Information waste up-cycled
“Except helped us turn this costly ‘information waste’ into a valuable ‘information resource,’” says Leroy. In the first SiD co-creation session, visualization tools offered insight into the data describing the life cycle of the catalogue from forest logging and paper manufacturing, to print and distribution, and back to recycling and reforestation.
Participants concluded that the biggest sustainability gain could be achieved through improving the impact of already-available information. They felt data sharing with and within the supply chain would enable suppliers to compete and cooperate to create the best performance for themselves and the supply chain as a whole.
Humanizing Big Data
After validating the data and calculations in IKEA’s database, researchers clustered this Big Data into 18 Key Performance Indicators (KPIs) summarizing 100 sustainability, quality, and economic metrics of IKEA’s 130 supplier locations worldwide. Next, they designed a visual interface that intuitively displays all this data at a glance.

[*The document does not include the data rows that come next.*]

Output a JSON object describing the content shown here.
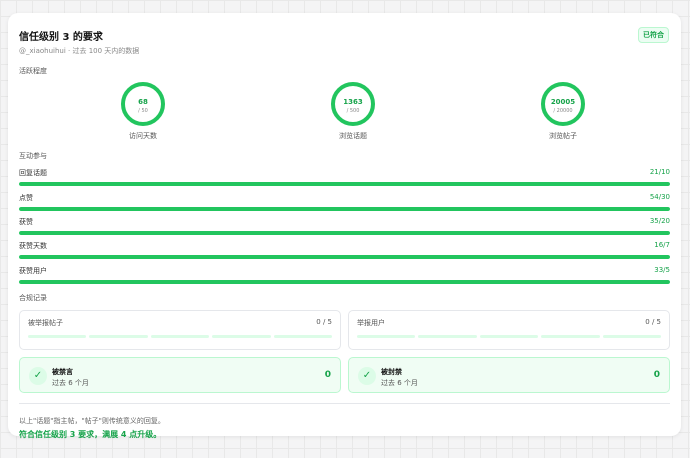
{
  "card": {
    "title": "信任级别 3 的要求",
    "badge": "已符合",
    "subtitle": "@_xiaohuihui · 过去 100 天内的数据"
  },
  "activity": {
    "label": "活跃程度",
    "rings": [
      {
        "value": "68",
        "target": "/ 50",
        "label": "访问天数"
      },
      {
        "value": "1363",
        "target": "/ 500",
        "label": "浏览话题"
      },
      {
        "value": "20005",
        "target": "/ 20000",
        "label": "浏览帖子"
      }
    ]
  },
  "interaction": {
    "label": "互动参与",
    "bars": [
      {
        "label": "回复话题",
        "value": "21/10",
        "fraction": 1.0
      },
      {
        "label": "点赞",
        "value": "54/30",
        "fraction": 1.0
      },
      {
        "label": "获赞",
        "value": "35/20",
        "fraction": 1.0
      },
      {
        "label": "获赞天数",
        "value": "16/7",
        "fraction": 1.0
      },
      {
        "label": "获赞用户",
        "value": "33/5",
        "fraction": 1.0
      }
    ]
  },
  "compliance": {
    "label": "合规记录",
    "reports": [
      {
        "label": "被举报帖子",
        "value": "0 / 5",
        "filled": 0,
        "segments": 5
      },
      {
        "label": "举报用户",
        "value": "0 / 5",
        "filled": 0,
        "segments": 5
      }
    ],
    "bans": [
      {
        "title": "被禁言",
        "sub": "过去 6 个月",
        "count": "0"
      },
      {
        "title": "被封禁",
        "sub": "过去 6 个月",
        "count": "0"
      }
    ]
  },
  "footer": {
    "note": "以上\"话题\"指主帖，\"帖子\"则传统意义的回复。",
    "conclusion": "符合信任级别 3 要求，满展 4 点升级。"
  },
  "colors": {
    "accent": "#22c55e",
    "accent_text": "#16a34a",
    "track": "#dcfce7"
  },
  "icons": {
    "check": "check-icon"
  }
}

A screen of color-coded bar graphs gives the purchasers a quick overview of a supplier’s performance quality and sustainability KPIs. Mouse-overs reveal more granular data as needed. This design gives the user control over how they view and mentally process the data, which leads to better decisions.
Through the Supplier Brief, IKEA’s paper and print suppliers have access to much of the same (but anonymized) data as IKEA’s catalogue purchasing managers have through their Purchaser Dashboard.
Purchasers can rate and rank supplier locations against any subset of KPIs. Suppliers receive information to find out where they stand in relation to other suppliers and IKEA’s green goals. It helps them prioritize their corrective actions.
As a result of this shared data and the shared language that comes with it, IKEA and its suppliers are developing greater “supplier intimacy”, as Leroy puts it. “Our negotiations have become more focused and fruitful. This tool strengthens the collaborative dynamic we seek.”
IKEA applies a similar logic to its relations with other stakeholders outside of the supply chain. It wants to build transparency and dialogue on the sustainability aspects of its catalogue production process.
Enter the Data Dashboard, a compact version of the Purchaser Dashboard, minus the granular data and real-time functionalities. The Data Dashboard serves critical internal stakeholders such as co-workers and retailers. The Data Dashboard shows the history, current status, and targets for 13 aspects such as input materials, energy, CO2 emissions, and waste. The aspects are presented following the standards of the Global Reporting Initiative (GRI G4).
Data Dashboard users are invited to leave comments on the catalogue’s sustainability performance and to offer suggestions for future action. This engages this critical audience in dialogue and helps IKEA know what indicators are important to stakeholders.
Enabler of self-learning industry
On top of that, Except developed The Story of Print to help customer-facing personnel convey IKEA’s sustainability story to its customers. Employing a storytelling approach and low information density, it informs, inspires, and invites feedback.
“The results have been beyond our expectations,” comments Leroy. In the first year, the catalogue’s energy consumption dropped 8%, while CO2 emission went down 2%. That may sound modest, but with a print run that has an energy footprint the size of the entire South Carolina economy, this adds up to 285,000 barrels of oil left in the ground each year from now on, and the CO2 emissions of 155,000 car kilometers compensated for by IKEA’s CO2 savings. Plus, these reductions have only just started to kick in and are accelerating.
“These dashboards are strengthening the interactive, collaborative dynamic with all of our stakeholders, from suppliers to NGOs to the general public,” notes Leroy. “I knew that, as a big player, IKEA had the leverage to drive a transition toward greater sustainability in our own paper and print supply chain. But this project has made us an enabler of network learning at an industry level. That’s far beyond what we originally expected or imagined.”